I have been accused of a motoring offence. Should I instruct a solicitor or a barrister?
Until relatively recently the public could only engage the services of a barrister by instructing a solicitor who would ‘brief’ the barrister ie a client would engage a solicitor who, in turn, would instruct a barrister for the client. Now there is a choice: the public can directly engage a barrister themselves without the need to instruct a solicitor at all or, they can still, if they wish, engage a solicitor who will instruct a barrister for them (which means paying for 2 lawyers when one could do!) It seems that most people look online for a lawyer and speak to several before making a decision. Consequently, when people first ring me I am sometimes told, ‘I have spoken to a solicitor who says pay me £X and I will arrange for a barrister to represent you’. This comment gives rise to various issues.

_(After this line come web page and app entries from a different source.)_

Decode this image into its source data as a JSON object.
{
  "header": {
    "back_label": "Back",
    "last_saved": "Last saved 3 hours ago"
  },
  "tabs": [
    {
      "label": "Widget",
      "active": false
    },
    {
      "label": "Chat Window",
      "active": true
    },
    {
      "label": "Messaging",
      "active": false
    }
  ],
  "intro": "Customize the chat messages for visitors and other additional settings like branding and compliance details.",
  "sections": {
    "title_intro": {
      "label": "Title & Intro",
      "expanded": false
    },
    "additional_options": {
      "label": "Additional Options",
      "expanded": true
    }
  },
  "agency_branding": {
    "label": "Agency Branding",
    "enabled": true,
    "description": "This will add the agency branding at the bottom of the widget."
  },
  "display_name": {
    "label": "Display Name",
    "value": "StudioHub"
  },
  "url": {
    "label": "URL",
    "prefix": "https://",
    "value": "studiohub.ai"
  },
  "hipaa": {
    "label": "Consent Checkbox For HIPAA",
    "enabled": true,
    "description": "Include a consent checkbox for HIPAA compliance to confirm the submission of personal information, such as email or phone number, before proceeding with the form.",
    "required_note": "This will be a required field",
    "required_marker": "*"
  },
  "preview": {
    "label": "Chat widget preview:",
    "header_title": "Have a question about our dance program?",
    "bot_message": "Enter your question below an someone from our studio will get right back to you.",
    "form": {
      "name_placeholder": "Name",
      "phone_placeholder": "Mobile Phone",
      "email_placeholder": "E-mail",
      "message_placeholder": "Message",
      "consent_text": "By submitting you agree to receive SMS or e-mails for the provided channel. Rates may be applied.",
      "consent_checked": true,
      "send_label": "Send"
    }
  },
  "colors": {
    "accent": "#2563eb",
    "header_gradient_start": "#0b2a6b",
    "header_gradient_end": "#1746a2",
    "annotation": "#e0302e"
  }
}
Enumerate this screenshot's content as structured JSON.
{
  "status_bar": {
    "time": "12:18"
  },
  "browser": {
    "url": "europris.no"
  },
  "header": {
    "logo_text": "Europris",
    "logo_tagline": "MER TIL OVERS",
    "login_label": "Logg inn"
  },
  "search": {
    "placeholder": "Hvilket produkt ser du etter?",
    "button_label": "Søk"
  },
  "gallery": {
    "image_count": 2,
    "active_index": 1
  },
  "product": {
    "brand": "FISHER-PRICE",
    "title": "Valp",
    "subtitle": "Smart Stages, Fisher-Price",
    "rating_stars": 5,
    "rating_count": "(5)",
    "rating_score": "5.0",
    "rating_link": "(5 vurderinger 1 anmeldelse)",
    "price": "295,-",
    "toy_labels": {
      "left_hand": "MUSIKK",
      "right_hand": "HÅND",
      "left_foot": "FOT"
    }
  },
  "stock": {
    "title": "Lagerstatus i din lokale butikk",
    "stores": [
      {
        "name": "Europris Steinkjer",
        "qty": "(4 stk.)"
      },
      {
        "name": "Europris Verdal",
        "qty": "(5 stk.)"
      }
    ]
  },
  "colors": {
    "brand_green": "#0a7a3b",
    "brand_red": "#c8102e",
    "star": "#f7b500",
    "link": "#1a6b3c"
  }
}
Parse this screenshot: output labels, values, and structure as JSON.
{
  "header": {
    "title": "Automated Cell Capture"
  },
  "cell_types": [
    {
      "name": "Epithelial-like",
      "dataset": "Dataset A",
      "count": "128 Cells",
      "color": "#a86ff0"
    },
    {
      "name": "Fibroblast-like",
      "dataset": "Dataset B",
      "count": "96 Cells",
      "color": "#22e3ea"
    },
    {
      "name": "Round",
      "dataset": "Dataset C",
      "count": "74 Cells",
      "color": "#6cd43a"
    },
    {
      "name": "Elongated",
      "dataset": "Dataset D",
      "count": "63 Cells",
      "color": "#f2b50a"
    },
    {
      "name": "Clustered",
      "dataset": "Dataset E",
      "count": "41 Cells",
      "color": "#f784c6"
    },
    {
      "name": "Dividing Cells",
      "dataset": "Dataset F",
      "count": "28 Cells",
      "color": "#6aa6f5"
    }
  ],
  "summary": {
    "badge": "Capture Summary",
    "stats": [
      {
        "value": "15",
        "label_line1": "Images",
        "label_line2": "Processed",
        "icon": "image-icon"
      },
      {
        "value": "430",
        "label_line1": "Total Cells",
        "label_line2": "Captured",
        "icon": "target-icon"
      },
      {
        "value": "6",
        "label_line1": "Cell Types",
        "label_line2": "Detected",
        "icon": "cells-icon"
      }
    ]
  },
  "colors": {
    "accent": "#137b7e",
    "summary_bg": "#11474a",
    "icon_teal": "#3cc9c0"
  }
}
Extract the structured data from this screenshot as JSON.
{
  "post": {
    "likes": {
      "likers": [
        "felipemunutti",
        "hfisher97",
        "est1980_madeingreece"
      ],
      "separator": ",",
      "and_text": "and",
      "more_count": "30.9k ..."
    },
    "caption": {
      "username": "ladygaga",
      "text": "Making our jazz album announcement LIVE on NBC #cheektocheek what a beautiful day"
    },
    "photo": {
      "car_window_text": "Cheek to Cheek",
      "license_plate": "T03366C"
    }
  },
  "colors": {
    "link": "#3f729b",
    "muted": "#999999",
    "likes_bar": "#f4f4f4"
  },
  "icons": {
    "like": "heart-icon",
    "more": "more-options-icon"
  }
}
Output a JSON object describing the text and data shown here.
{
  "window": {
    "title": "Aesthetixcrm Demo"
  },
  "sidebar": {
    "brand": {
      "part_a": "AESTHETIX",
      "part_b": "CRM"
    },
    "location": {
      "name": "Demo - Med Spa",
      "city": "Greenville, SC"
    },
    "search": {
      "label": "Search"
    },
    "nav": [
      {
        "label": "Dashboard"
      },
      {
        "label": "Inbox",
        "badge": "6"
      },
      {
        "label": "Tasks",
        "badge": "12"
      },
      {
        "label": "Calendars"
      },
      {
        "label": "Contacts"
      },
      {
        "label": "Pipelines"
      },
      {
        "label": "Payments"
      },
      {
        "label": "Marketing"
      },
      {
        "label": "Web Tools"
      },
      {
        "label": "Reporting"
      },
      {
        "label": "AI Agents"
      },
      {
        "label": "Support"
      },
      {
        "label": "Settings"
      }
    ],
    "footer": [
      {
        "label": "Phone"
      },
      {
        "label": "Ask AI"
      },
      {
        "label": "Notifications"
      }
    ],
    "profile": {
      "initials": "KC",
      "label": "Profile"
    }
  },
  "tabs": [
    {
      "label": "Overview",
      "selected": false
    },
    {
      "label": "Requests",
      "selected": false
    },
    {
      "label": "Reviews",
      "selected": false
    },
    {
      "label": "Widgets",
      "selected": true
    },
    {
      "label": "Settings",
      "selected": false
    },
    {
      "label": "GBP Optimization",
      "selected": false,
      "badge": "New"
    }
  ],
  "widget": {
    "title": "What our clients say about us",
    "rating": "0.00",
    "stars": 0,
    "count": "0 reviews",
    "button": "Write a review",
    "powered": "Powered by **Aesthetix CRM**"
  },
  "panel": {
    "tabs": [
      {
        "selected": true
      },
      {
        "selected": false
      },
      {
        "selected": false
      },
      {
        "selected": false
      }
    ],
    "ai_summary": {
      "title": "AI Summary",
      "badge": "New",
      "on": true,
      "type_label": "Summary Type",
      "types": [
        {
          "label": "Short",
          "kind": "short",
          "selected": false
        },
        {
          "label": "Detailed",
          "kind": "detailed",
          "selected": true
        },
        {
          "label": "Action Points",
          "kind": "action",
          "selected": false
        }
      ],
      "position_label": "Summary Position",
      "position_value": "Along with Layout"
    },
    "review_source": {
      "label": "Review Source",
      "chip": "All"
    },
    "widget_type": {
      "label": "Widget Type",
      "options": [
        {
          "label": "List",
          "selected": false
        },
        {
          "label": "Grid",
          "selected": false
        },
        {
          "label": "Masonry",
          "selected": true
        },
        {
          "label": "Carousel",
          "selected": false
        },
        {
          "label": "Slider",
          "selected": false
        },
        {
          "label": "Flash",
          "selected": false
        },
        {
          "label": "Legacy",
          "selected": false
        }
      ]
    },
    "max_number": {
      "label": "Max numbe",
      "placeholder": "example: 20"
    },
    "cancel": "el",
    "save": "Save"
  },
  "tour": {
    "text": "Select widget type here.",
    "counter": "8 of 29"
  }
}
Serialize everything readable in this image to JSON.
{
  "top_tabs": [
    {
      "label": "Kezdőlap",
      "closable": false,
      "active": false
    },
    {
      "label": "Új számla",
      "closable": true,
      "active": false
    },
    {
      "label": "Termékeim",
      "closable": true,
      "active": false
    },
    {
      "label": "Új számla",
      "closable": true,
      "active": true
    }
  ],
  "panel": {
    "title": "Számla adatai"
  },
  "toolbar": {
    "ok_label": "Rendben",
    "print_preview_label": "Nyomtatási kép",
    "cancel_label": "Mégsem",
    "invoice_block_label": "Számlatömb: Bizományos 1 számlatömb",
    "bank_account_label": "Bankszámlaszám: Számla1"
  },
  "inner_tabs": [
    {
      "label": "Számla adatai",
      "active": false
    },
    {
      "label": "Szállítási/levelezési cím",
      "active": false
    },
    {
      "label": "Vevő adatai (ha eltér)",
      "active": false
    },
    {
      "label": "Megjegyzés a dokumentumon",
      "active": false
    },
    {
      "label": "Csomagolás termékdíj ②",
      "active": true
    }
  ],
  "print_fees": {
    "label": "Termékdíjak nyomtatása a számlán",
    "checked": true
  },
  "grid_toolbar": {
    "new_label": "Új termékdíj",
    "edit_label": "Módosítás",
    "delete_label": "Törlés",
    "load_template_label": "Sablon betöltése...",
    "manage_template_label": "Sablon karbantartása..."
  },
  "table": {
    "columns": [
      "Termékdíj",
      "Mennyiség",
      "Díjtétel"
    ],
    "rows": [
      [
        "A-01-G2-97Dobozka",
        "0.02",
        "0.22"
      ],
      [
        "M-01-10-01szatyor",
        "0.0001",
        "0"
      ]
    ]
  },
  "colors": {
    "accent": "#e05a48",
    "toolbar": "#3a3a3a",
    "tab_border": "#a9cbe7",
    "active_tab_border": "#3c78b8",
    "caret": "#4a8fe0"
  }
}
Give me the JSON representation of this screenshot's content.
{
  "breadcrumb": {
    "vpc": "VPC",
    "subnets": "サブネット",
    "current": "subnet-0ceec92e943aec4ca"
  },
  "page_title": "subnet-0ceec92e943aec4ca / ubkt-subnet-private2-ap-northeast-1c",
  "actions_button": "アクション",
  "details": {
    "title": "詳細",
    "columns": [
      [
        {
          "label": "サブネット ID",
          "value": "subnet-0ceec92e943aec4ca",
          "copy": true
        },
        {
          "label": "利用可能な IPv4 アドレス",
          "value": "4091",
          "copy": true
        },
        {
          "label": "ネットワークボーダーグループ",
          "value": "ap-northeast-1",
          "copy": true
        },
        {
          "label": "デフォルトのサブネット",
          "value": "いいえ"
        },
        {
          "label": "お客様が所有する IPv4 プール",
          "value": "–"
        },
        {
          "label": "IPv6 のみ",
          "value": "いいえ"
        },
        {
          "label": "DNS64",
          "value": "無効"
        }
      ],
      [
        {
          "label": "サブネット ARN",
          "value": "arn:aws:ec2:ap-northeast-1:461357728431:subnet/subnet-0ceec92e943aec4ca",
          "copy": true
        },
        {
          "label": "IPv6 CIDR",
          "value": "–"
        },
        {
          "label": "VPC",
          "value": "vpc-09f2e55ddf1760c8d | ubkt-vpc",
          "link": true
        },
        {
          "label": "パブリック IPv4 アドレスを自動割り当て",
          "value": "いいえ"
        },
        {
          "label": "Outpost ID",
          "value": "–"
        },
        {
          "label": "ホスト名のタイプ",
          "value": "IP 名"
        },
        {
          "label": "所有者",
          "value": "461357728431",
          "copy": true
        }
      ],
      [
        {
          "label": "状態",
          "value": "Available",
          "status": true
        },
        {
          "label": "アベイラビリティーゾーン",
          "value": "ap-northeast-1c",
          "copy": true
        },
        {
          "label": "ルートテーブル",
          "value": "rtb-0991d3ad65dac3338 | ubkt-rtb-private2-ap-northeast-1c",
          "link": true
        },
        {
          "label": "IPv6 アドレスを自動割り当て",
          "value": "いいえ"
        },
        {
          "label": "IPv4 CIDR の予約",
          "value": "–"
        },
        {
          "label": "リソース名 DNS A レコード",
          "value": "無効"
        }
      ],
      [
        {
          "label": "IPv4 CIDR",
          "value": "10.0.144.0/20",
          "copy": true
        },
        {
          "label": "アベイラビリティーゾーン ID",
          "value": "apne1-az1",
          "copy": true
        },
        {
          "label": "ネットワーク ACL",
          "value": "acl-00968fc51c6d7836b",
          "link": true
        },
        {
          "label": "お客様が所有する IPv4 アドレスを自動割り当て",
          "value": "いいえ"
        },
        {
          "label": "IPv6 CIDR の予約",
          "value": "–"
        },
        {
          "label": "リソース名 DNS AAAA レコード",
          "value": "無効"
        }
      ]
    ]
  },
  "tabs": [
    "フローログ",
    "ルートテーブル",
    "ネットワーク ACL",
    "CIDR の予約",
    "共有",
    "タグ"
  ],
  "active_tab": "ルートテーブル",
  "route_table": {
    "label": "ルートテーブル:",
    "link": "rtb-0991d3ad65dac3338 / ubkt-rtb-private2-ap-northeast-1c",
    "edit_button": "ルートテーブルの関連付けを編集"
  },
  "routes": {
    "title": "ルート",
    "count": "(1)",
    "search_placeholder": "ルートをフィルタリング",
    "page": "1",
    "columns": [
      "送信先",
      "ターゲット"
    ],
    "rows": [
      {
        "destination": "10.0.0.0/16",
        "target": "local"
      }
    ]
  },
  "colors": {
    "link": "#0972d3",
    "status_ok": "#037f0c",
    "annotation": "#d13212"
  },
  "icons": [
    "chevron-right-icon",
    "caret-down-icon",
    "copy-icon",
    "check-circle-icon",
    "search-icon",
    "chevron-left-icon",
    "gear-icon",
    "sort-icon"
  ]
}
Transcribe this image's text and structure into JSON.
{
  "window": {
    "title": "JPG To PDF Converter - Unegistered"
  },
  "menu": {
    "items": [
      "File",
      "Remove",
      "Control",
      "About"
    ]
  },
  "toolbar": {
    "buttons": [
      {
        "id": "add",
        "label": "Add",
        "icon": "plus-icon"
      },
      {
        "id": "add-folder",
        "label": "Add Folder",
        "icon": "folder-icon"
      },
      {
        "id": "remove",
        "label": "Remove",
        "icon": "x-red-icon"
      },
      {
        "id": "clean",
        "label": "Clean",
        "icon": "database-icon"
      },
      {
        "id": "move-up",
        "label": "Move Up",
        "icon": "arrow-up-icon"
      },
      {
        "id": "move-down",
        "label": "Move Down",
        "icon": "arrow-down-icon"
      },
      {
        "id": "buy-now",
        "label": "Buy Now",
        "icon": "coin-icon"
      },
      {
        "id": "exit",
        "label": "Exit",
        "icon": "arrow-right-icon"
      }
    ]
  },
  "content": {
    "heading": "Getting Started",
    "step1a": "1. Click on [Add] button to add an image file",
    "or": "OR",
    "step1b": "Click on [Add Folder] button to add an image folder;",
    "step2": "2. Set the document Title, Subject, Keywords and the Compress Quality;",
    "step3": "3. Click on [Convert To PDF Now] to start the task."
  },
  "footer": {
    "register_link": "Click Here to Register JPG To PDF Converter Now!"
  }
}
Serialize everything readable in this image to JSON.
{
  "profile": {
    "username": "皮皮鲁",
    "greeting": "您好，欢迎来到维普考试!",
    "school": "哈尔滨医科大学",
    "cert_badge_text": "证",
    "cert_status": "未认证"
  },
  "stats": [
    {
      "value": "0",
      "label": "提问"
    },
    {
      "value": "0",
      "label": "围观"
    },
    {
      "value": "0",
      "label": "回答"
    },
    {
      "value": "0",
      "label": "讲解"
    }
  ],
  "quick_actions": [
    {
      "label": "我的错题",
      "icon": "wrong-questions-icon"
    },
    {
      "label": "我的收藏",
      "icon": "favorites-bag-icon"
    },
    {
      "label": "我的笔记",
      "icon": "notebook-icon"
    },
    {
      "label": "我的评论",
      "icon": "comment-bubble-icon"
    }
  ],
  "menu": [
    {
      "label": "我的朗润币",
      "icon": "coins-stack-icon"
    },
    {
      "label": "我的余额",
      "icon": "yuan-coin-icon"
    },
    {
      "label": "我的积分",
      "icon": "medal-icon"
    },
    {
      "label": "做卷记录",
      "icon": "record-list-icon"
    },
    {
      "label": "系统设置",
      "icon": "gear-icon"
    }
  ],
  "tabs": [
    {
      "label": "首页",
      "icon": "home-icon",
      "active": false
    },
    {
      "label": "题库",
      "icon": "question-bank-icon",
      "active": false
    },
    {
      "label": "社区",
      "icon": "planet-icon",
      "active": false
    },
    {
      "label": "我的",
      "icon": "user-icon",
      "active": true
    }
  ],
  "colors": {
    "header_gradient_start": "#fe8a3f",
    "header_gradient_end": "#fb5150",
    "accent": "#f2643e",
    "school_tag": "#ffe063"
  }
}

Do you know how much the solicitor will pay the barrister?
Usually the client has not thought to ask this question. However, the proportion of the fee paid to the barrister is directly relevant to the barrister’s ability to obtain the best possible result. You need the most able barrister you can afford. After all, whether you retain your driving licence could depend on it. However, the solicitor’s immediate financial interests are not aligned with yours in that the lower the proportion of the fee payable to the barrister the more of the fee the solicitor will retain.
The fees that a barrister can command tend to depend upon a range of factors such as seniority, specialisation, and reputation. At the cheapest end of the scale are ‘pupil’ barristers who enjoy a right of audience (to represent Defendants in court) after completing just 6 months of their pupillages but to whom the other factors mentioned above hardly apply (as they have not even fully completed their practical training). Therefore, there is a direct correlation between the fees charged by the barrister and his or her ability (at least, as measured by seniority, specialisation and reputation – barristers of whom these things can be said are usually expensive to hire). It will not have escaped the reader that this means there can be an inverse correlation between the proportion of the fees retained by the solicitor and the ability of the barrister instructed on behalf of the client to obtain the best possible result (in other words, the more of the fee the solicitor keeps the less will be available to instruct a barrister, and, the less available for the barrister the more junior and inexperienced he or she is likely to be).
When at risk of losing your driving licence you should consider whether delegating the choice of your barrister to a solicitor is in your best interests as the solicitor’s pecuniary interests may be in conflict with yours. You should consider how this could affect the choice of barrister made on your behalf. (A reputable solicitor will advise you of the seniority of the barrister, the proportion of the fee he or she is to be paid, whether he or she specialises solely in the field of law concerned etc). You may wish to ask yourself if there is any clear advantage in instructing a solicitor at all in the circumstances of your case. Of course, if you require litigation services (such as having letters sent and received on your behalf, your lawyer going on the record with the court, the taking of witness statements etc) then you should consider instructing a solicitor as they specialise in litigation services. On the other hand, if you don’t require such services then an alternative is to directly instruct a public access barrister yourself thereby ensuring continuity of representation and that all of the fees you pay go towards securing the best courtroom representation you can afford. After all, your licence could depend on it.
motor offence barrister